LAST month, I attended a workshop on counter radicalisation in Kuala Lumpur, in which senior security experts, academics and officials from 27 countries participated.
This is not an area that is familiar to me. But with terrorism hitting the media practically every day, the work­shop seemed a great opportunity to get up to speed on the theory and practice of radicalisation.

What I heard sent chills shooting down my spine.

The subject matter itself seemed straightforward and intuitive. What was disturbing was what I learned about radicals and the warning signs that they exist among us.

It eerily described what is hiding in plain sight, in this country. We see it every time we access a news portal or newspaper. We hear it so often from some of our politicians that it has become accepted and acceptable.

To begin with, most radicals are not violent. This is not because they are non-violent extremists -a contradiction in terms if ever there was one -but simply because they have made a conscious decision not to use violence.

Radicals are extremists who are not yet violent. Given the right circumstances, the subject of much study, they can and will be.

A society, therefore, harbours many more radicals than they have terrorists. Terrorists, those who cross the boundary into violence, are a small subset of a much larger population.

This idea is alarming. Leaders, neighbours, colleagues and even friends can be radicalised. The mere fact that they are not engaged in violent activities does not mean that they are not radicals.

Much-study has gone into exactly how radicals become violent extremists. This is known as the RVE process, and there are a number of theories about the stages involved.

One of the more accessible is a four-stage process that can be summarised as follows: one, “It’s not right”; two, “It’s not fair”; three, “It’s your fault”; and four, “You’re evil”.

It is at the fourth and last stage that violence -the war against “evil” -takes place.

Listening to political and community, leaders, it would seem that everyone is engaged in stage 3,also chillingly known as “target attribution”.

Target attribution has caused the loss of countless lives. It is preceded by a process of distancing and devaluation of the value of the target group.

The feeling that we are a lot further down the radicalisation path than we care to admit grew stronger when six attributes (or manifestations) of radicalised environments were shared.

One clear manifestation of radicalisation is an uncompromisingly legalistic interpretation of religion. Not all conservatives are radicals, of course, but radicals are widely known to be inflexibly doctrinaire.

Second, radicals are selectively ideological. They adhere to only one school of thought or religious authority. Everyone else who does not agree is a deviant or a proponent of an adulterated and inauthentic faith.

Third, there is extremely low tolerance of any kind of theological deviation. Those of other teachings or those who live different lifestyles need to be suppressed, banned, arrested and, as evident in the Middle East, killed.

Fourth, radicals simply do not accept diverse and plural societies.
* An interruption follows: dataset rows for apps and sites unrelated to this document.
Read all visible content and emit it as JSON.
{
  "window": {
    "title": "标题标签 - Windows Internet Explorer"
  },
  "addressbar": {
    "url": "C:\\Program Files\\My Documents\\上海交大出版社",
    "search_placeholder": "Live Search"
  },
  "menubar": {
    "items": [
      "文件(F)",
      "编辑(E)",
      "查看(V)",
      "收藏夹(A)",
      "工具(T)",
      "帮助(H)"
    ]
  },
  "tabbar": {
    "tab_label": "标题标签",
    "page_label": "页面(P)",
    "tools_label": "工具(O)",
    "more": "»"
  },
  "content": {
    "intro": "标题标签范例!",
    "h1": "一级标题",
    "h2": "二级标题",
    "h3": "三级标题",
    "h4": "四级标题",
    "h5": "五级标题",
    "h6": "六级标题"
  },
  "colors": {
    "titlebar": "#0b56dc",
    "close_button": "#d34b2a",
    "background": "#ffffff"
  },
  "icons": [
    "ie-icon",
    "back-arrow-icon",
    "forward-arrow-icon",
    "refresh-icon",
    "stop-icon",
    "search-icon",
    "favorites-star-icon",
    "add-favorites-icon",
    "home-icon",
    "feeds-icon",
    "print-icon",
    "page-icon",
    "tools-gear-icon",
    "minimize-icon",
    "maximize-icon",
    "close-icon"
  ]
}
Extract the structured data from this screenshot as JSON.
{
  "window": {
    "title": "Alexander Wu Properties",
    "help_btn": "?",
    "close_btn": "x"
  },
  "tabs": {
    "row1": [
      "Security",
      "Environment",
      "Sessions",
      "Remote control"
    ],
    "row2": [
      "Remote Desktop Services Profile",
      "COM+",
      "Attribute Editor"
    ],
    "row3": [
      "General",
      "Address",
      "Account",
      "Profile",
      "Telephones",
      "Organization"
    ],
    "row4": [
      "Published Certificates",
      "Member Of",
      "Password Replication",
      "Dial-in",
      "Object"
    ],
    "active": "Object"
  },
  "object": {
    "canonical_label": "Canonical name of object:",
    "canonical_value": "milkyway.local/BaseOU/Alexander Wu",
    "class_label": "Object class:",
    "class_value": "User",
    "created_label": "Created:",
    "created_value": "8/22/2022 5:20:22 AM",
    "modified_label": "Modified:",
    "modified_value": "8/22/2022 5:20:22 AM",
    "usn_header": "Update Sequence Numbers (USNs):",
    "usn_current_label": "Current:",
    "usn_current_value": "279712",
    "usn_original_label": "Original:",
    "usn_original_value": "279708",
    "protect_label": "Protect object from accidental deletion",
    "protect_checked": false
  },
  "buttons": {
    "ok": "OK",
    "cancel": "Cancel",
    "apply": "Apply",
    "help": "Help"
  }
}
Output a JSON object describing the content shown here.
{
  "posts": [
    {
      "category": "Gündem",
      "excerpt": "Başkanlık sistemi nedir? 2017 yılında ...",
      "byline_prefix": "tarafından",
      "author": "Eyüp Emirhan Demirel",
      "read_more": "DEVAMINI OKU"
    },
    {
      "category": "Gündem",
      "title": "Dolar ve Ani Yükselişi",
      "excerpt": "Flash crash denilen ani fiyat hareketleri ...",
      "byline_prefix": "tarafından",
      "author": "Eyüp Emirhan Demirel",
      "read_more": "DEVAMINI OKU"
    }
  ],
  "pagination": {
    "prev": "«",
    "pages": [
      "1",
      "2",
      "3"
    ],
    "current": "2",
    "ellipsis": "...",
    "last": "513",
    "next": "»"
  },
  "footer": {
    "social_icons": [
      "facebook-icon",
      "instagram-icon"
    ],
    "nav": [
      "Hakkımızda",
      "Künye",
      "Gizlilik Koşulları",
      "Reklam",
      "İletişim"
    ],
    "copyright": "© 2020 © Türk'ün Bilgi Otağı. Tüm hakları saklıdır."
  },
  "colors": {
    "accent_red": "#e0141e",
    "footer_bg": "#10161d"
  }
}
Living with those of other faiths and cultures is profoundly incompatible.

Fifth, radicals will attempt to impose their religious beliefs on others through whatever means, legal or illegal. The idea of individual liberties and choice is unjustifiable.

Sixth, and finally, is the politicisation of the radical agenda and even to the point of justifying the waging of war.

Do all of these sound too familiar? We may have not crossed the threshold into violence as yet but even a cursory glance at these six indicators would suggest that they are too-close-for-comfort in this country.

A society does not have to be violent in order to be radicalised. It only has to be closed and uncompromising, allowing simplistic monocausal interpretations of facts to breed and fester.

If we are dangerously advanced down this road, it says much for this country that there are Malaysians who are prepared to boldly speak up and act out.

In the final analysis, it is only this (fast-disappearing) middle ground that can prevent a national calamity and tragedy.

Article by Dato’ Steven Wong which appeared in New Straits Times, 28 April 2015.

- Advertisement -